Records excerpted from a collection:
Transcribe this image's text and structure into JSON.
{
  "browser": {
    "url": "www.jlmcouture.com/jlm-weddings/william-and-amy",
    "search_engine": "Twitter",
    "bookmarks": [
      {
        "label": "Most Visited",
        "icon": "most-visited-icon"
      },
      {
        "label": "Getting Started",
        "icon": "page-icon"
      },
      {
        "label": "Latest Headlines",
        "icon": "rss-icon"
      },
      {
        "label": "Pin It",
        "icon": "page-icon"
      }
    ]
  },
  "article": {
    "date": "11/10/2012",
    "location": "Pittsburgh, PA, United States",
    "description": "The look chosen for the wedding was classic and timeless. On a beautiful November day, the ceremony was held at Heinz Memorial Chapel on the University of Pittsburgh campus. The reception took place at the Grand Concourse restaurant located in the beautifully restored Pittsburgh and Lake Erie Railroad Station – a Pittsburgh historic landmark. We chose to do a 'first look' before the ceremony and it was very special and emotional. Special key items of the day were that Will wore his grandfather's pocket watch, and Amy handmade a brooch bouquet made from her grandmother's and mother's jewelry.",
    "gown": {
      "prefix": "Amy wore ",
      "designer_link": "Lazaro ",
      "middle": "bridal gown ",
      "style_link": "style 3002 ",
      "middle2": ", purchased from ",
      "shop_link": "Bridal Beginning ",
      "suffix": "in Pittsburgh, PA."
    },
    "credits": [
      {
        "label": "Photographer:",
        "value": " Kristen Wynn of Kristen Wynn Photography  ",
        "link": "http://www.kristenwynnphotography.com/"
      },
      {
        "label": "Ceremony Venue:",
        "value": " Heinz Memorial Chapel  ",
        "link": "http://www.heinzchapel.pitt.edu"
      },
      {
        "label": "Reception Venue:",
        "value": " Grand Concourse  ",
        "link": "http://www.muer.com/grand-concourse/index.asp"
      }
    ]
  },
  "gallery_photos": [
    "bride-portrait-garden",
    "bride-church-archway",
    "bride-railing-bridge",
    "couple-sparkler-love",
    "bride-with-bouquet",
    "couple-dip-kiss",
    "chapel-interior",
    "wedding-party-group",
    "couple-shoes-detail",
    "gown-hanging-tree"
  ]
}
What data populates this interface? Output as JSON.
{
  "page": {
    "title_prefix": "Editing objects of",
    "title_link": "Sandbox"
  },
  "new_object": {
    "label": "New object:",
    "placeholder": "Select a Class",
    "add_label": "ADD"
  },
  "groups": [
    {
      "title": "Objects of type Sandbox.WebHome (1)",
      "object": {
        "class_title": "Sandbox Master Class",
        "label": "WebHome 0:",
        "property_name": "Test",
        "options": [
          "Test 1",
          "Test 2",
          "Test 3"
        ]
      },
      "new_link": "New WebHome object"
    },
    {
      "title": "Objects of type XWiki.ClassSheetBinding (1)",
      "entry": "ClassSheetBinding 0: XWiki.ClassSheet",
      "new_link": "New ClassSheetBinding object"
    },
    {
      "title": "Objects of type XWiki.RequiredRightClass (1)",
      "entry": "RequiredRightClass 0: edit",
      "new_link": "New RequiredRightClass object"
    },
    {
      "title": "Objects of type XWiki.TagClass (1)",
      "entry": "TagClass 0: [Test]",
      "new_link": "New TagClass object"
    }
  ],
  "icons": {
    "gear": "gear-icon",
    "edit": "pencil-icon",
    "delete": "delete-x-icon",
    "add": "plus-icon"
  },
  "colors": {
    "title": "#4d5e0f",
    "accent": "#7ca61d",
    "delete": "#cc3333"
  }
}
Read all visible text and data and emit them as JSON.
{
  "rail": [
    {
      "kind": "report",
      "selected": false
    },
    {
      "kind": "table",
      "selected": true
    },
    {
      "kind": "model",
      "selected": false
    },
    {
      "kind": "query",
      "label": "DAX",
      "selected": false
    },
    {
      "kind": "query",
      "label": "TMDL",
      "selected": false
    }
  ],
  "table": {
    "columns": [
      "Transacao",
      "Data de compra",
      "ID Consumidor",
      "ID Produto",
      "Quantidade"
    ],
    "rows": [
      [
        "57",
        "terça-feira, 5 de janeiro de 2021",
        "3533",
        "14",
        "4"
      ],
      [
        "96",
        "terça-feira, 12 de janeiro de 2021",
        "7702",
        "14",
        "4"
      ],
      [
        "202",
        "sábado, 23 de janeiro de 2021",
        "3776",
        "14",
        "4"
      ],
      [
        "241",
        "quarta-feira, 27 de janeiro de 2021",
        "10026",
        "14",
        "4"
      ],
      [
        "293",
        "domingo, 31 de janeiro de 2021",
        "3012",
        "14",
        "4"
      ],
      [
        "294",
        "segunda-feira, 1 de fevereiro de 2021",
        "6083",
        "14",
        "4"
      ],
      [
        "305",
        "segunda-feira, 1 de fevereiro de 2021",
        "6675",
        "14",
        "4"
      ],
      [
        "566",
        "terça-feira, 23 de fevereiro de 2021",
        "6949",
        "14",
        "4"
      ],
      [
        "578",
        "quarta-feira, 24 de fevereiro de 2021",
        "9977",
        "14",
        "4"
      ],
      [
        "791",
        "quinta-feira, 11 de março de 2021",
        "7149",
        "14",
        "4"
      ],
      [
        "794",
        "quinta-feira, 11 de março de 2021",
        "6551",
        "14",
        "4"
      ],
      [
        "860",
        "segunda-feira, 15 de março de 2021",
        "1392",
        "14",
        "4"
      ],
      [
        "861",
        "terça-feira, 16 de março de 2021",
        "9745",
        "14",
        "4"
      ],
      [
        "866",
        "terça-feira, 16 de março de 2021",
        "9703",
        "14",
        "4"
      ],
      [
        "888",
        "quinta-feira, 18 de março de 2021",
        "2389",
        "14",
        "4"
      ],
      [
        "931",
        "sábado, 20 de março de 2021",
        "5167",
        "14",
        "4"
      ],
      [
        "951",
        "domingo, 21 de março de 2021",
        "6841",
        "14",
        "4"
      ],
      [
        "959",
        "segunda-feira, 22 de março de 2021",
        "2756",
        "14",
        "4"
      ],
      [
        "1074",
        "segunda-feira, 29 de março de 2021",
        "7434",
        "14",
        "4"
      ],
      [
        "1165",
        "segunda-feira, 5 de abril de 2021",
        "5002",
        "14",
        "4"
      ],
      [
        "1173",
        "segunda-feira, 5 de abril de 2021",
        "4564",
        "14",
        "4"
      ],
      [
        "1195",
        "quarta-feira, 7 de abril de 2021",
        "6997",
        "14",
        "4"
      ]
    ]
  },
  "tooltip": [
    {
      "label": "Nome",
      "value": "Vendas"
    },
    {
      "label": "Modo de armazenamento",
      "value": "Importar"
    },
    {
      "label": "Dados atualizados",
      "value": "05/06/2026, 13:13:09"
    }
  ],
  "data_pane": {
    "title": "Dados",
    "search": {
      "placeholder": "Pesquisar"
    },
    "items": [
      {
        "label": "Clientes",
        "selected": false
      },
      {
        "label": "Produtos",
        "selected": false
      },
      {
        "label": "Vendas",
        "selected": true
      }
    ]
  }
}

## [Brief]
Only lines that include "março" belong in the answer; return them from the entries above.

## [Task result]
        "quinta-feira, 11 de março de 2021",
        "quinta-feira, 11 de março de 2021",
        "segunda-feira, 15 de março de 2021",
        "terça-feira, 16 de março de 2021",
        "terça-feira, 16 de março de 2021",
        "quinta-feira, 18 de março de 2021",
        "sábado, 20 de março de 2021",
        "domingo, 21 de março de 2021",
        "segunda-feira, 22 de março de 2021",
        "segunda-feira, 29 de março de 2021",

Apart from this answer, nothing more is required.